[Saved entries]
+-------+
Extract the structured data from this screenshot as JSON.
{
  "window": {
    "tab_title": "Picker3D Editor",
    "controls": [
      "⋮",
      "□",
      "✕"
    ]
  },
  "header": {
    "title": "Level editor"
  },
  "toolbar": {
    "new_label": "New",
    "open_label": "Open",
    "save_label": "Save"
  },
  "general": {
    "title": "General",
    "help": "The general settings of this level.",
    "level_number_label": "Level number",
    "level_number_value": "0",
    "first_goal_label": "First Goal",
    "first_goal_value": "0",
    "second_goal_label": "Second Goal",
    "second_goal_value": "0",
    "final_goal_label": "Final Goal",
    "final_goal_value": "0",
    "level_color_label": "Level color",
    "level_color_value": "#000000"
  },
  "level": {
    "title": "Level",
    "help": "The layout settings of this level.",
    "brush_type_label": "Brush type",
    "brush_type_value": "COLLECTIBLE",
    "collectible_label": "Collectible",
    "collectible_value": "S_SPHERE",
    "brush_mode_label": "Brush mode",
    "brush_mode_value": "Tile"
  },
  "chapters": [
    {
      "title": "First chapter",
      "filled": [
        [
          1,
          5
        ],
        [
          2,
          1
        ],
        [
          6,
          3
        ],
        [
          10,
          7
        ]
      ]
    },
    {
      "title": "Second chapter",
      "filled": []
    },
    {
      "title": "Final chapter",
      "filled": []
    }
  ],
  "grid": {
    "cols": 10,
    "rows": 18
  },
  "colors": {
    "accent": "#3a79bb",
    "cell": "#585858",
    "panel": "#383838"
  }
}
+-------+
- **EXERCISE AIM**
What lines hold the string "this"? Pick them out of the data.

- **RESPONSE BELOW**
Extract the structured data from this screenshot as JSON.
    "help": "The general settings of this level.",
    "help": "The layout settings of this level.",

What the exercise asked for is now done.